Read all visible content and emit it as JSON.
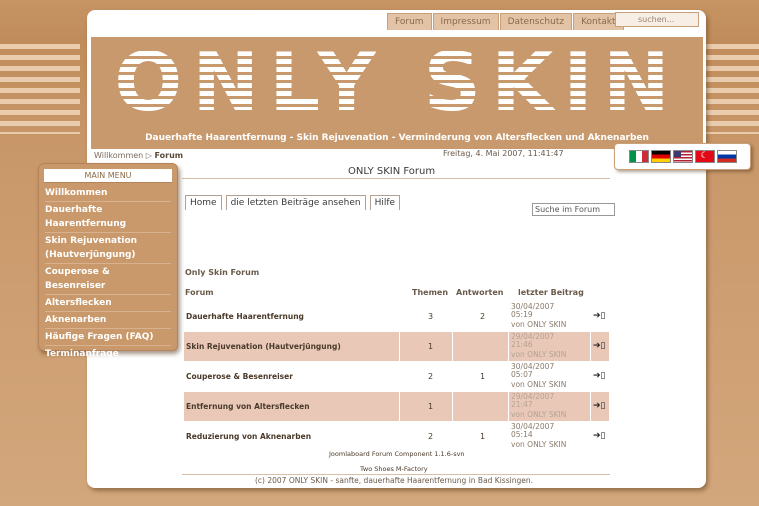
{
  "topnav": [
    "Forum",
    "Impressum",
    "Datenschutz",
    "Kontakt"
  ],
  "search_top": "suchen...",
  "logo": "ONLY SKIN",
  "tagline": "Dauerhafte Haarentfernung - Skin Rejuvenation - Verminderung von Altersflecken und Aknenarben",
  "breadcrumb": {
    "home": "Willkommen",
    "current": "Forum"
  },
  "date": "Freitag, 4. Mai 2007, 11:41:47",
  "flags": [
    {
      "name": "italy-flag",
      "colors": [
        "#009246",
        "#ffffff",
        "#ce2b37"
      ]
    },
    {
      "name": "germany-flag",
      "colors": [
        "#000000",
        "#dd0000",
        "#ffce00"
      ]
    },
    {
      "name": "usa-flag",
      "colors": [
        "#b22234",
        "#ffffff",
        "#3c3b6e"
      ]
    },
    {
      "name": "turkey-flag",
      "colors": [
        "#e30a17"
      ]
    },
    {
      "name": "russia-flag",
      "colors": [
        "#ffffff",
        "#0039a6",
        "#d52b1e"
      ]
    }
  ],
  "menu": {
    "title": "MAIN MENU",
    "items": [
      "Willkommen",
      "Dauerhafte Haarentfernung",
      "Skin Rejuvenation (Hautverjüngung)",
      "Couperose & Besenreiser",
      "Altersflecken",
      "Aknenarben",
      "Häufige Fragen (FAQ)",
      "Terminanfrage"
    ]
  },
  "forum": {
    "title": "ONLY SKIN Forum",
    "tabs": [
      "Home",
      "die letzten Beiträge ansehen",
      "Hilfe"
    ],
    "search": "Suche im Forum",
    "section": "Only Skin Forum",
    "columns": {
      "forum": "Forum",
      "themen": "Themen",
      "antworten": "Antworten",
      "letzter": "letzter Beitrag"
    },
    "rows": [
      {
        "name": "Dauerhafte Haarentfernung",
        "themen": "3",
        "antworten": "2",
        "date": "30/04/2007",
        "time": "05:19",
        "by": "von ONLY SKIN"
      },
      {
        "name": "Skin Rejuvenation (Hautverjüngung)",
        "themen": "1",
        "antworten": "",
        "date": "29/04/2007",
        "time": "21:46",
        "by": "von ONLY SKIN"
      },
      {
        "name": "Couperose & Besenreiser",
        "themen": "2",
        "antworten": "1",
        "date": "30/04/2007",
        "time": "05:07",
        "by": "von ONLY SKIN"
      },
      {
        "name": "Entfernung von Altersflecken",
        "themen": "1",
        "antworten": "",
        "date": "29/04/2007",
        "time": "21:47",
        "by": "von ONLY SKIN"
      },
      {
        "name": "Reduzierung von Aknenarben",
        "themen": "2",
        "antworten": "1",
        "date": "30/04/2007",
        "time": "05:14",
        "by": "von ONLY SKIN"
      }
    ],
    "footer1": "Joomlaboard Forum Component 1.1.6-svn",
    "footer2": "Two Shoes M-Factory"
  },
  "copyright": "(c) 2007 ONLY SKIN - sanfte, dauerhafte Haarentfernung in Bad Kissingen."
}
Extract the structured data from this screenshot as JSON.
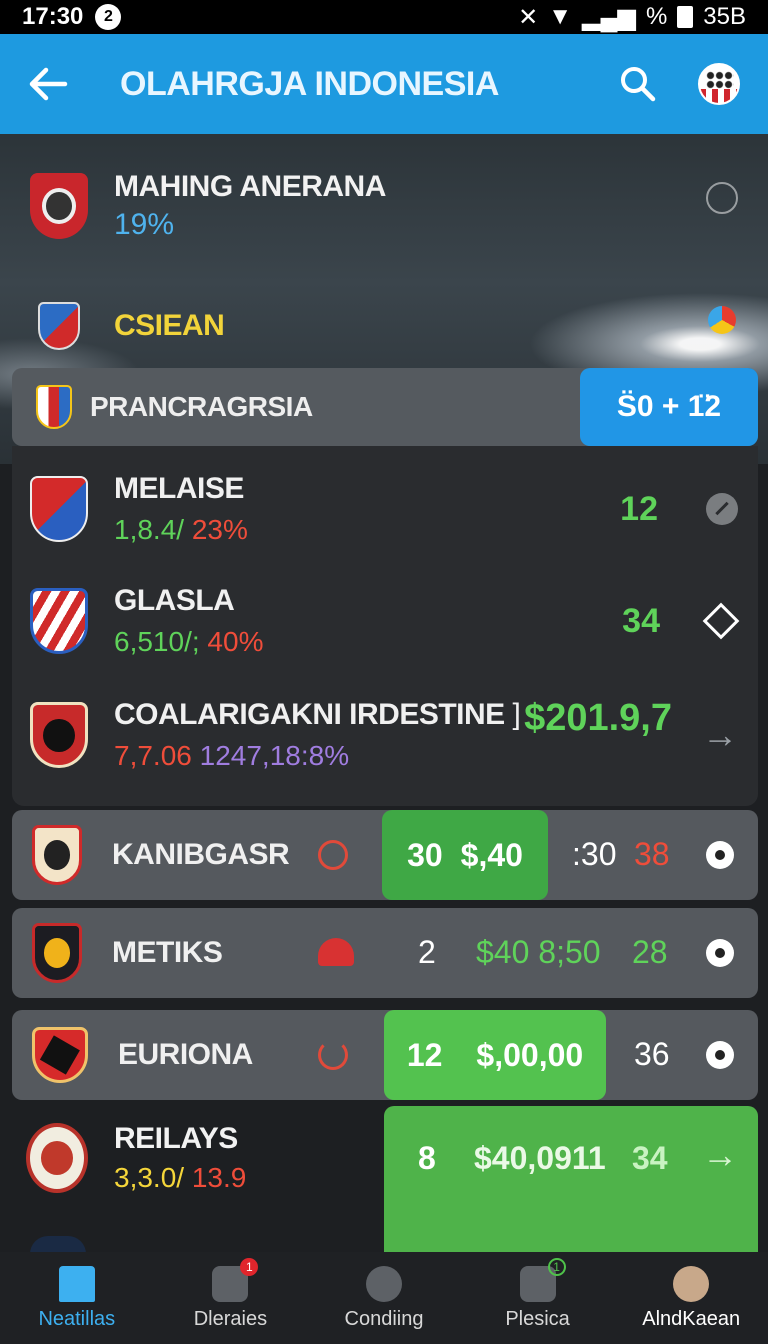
{
  "status_bar": {
    "time": "17:30",
    "notification_count": "2",
    "percent": "%",
    "battery_text": "35B"
  },
  "app_bar": {
    "title": "OLAHRGJA INDONESIA"
  },
  "hero": {
    "team1": {
      "name": "MAHING ANERANA",
      "pct": "19%"
    },
    "team2": {
      "name": "CSIEAN"
    }
  },
  "pill": {
    "label": "PRANCRAGRSIA",
    "score": "S̈0 + 1̈2"
  },
  "list": [
    {
      "name": "MELAISE",
      "sub_a": "1,8.4/",
      "sub_b": "23%",
      "value": "12"
    },
    {
      "name": "GLASLA",
      "sub_a": "6,510/;",
      "sub_b": "40%",
      "value": "34"
    },
    {
      "name": "COALARIGAKNI IRDESTINE",
      "sub_a": "7,7.06",
      "sub_b": "1247,18:8%",
      "value": "$201.9,7"
    }
  ],
  "cards": [
    {
      "name": "KANIBGASR",
      "a": "30",
      "b": "$,40",
      "c": ":30",
      "d": "38"
    },
    {
      "name": "METIKS",
      "a": "2",
      "b": "$40 8;50",
      "c": "28"
    },
    {
      "name": "EURIONA",
      "a": "12",
      "b": "$,00,00",
      "c": "36"
    },
    {
      "name": "REILAYS",
      "sub_a": "3,3.0/",
      "sub_b": "13.9",
      "a": "8",
      "b": "$40,0911",
      "c": "34"
    }
  ],
  "bottom_nav": [
    {
      "label": "Neatillas",
      "active": true
    },
    {
      "label": "Dleraies",
      "badge": "1"
    },
    {
      "label": "Condiing"
    },
    {
      "label": "Plesica",
      "badge": "1"
    },
    {
      "label": "AlndKaean"
    }
  ]
}
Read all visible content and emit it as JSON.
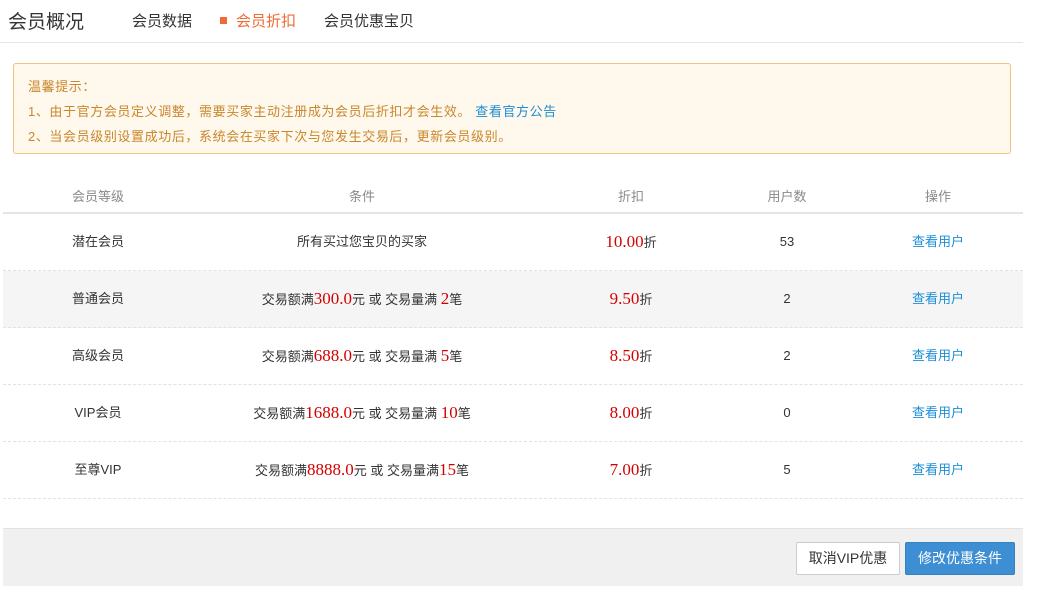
{
  "nav": {
    "title": "会员概况",
    "tabs": [
      {
        "label": "会员数据"
      },
      {
        "label": "会员折扣"
      },
      {
        "label": "会员优惠宝贝"
      }
    ],
    "active_tab": "会员折扣"
  },
  "notice": {
    "heading": "温馨提示：",
    "line1": "1、由于官方会员定义调整，需要买家主动注册成为会员后折扣才会生效。",
    "line1_link": "查看官方公告",
    "line2": "2、当会员级别设置成功后，系统会在买家下次与您发生交易后，更新会员级别。"
  },
  "table": {
    "headers": [
      "会员等级",
      "条件",
      "折扣",
      "用户数",
      "操作"
    ],
    "rows": [
      {
        "level": "潜在会员",
        "cond_text": "所有买过您宝贝的买家",
        "discount": "10.00",
        "discount_unit": "折",
        "users": "53",
        "action": "查看用户"
      },
      {
        "level": "普通会员",
        "cond_prefix": "交易额满",
        "amount": "300.0",
        "cond_mid": "元 或 交易量满 ",
        "count": "2",
        "cond_suffix": "笔",
        "discount": "9.50",
        "discount_unit": "折",
        "users": "2",
        "action": "查看用户"
      },
      {
        "level": "高级会员",
        "cond_prefix": "交易额满",
        "amount": "688.0",
        "cond_mid": "元 或 交易量满 ",
        "count": "5",
        "cond_suffix": "笔",
        "discount": "8.50",
        "discount_unit": "折",
        "users": "2",
        "action": "查看用户"
      },
      {
        "level": "VIP会员",
        "cond_prefix": "交易额满",
        "amount": "1688.0",
        "cond_mid": "元 或 交易量满 ",
        "count": "10",
        "cond_suffix": "笔",
        "discount": "8.00",
        "discount_unit": "折",
        "users": "0",
        "action": "查看用户"
      },
      {
        "level": "至尊VIP",
        "cond_prefix": "交易额满",
        "amount": "8888.0",
        "cond_mid": "元 或 交易量满",
        "count": "15",
        "cond_suffix": "笔",
        "discount": "7.00",
        "discount_unit": "折",
        "users": "5",
        "action": "查看用户"
      }
    ]
  },
  "footer": {
    "cancel_label": "取消VIP优惠",
    "edit_label": "修改优惠条件"
  },
  "colors": {
    "accent": "#f06a35",
    "link": "#1b8ed6",
    "highlight_red": "#d40000",
    "primary_button": "#3d8ed3",
    "notice_bg": "#fff8ec",
    "notice_text": "#c8872e"
  }
}
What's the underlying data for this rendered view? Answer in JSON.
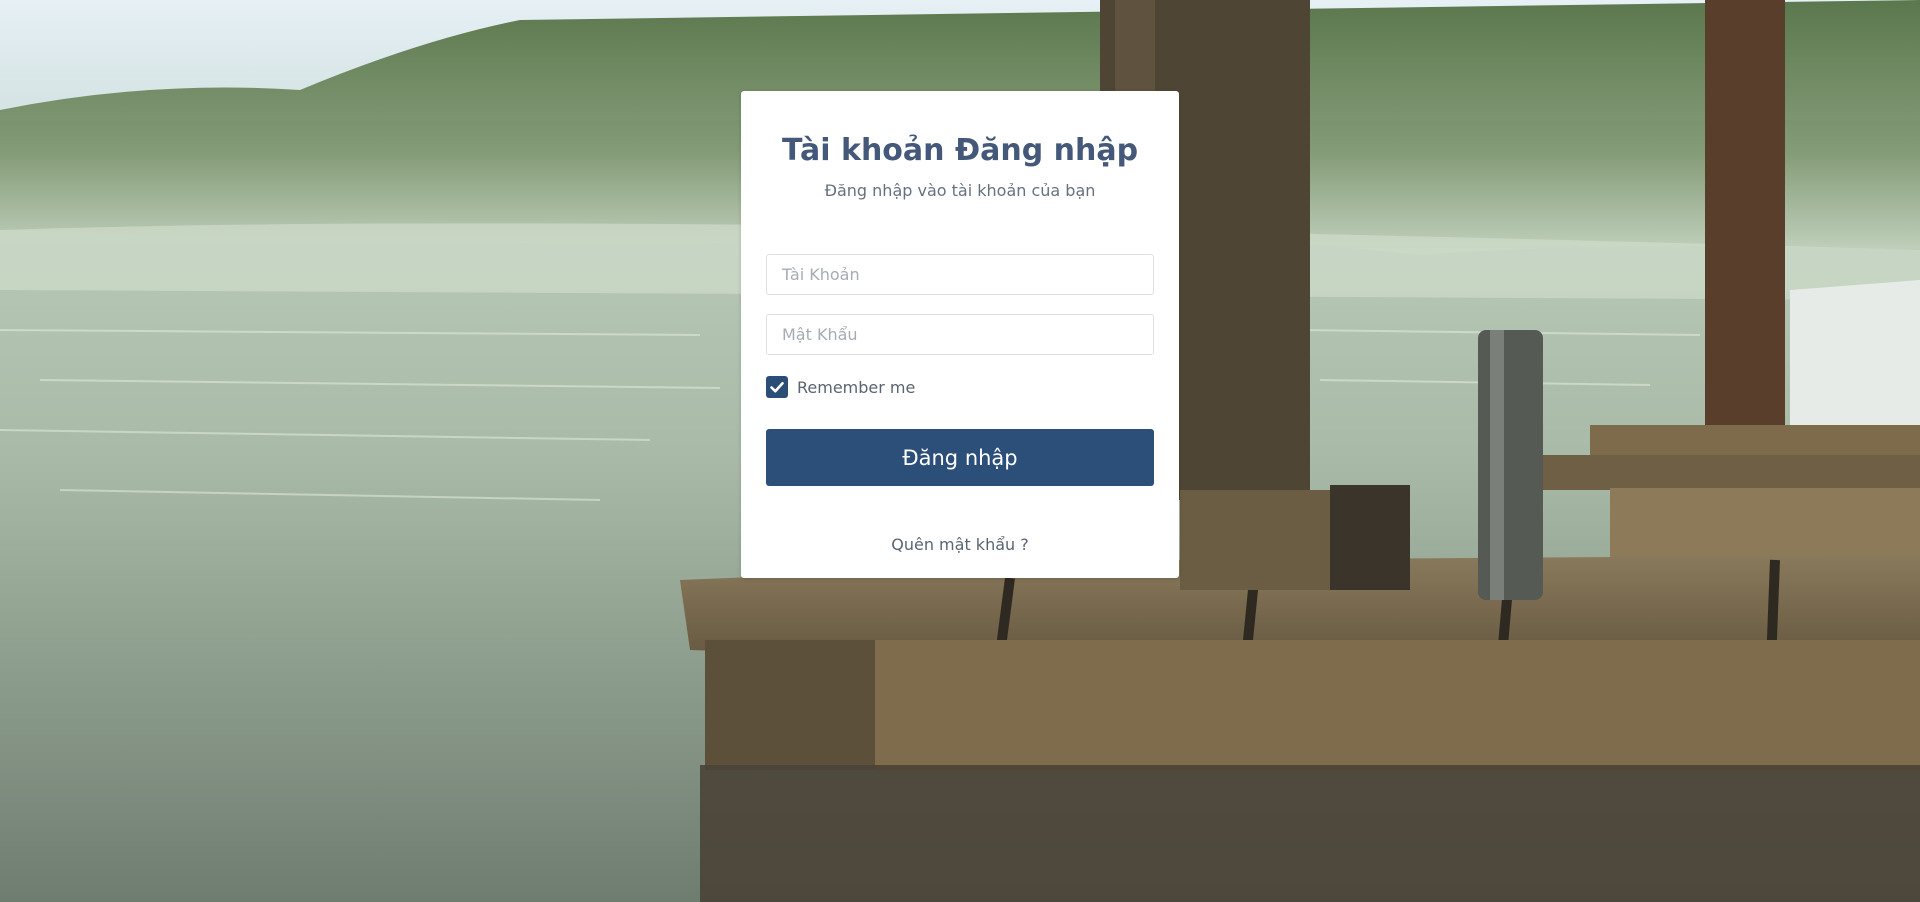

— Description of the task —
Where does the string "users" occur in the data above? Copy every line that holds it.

— Solution to this task —
        "users": "53",
        "users": "2",
        "users": "2",
        "users": "0",
        "users": "5",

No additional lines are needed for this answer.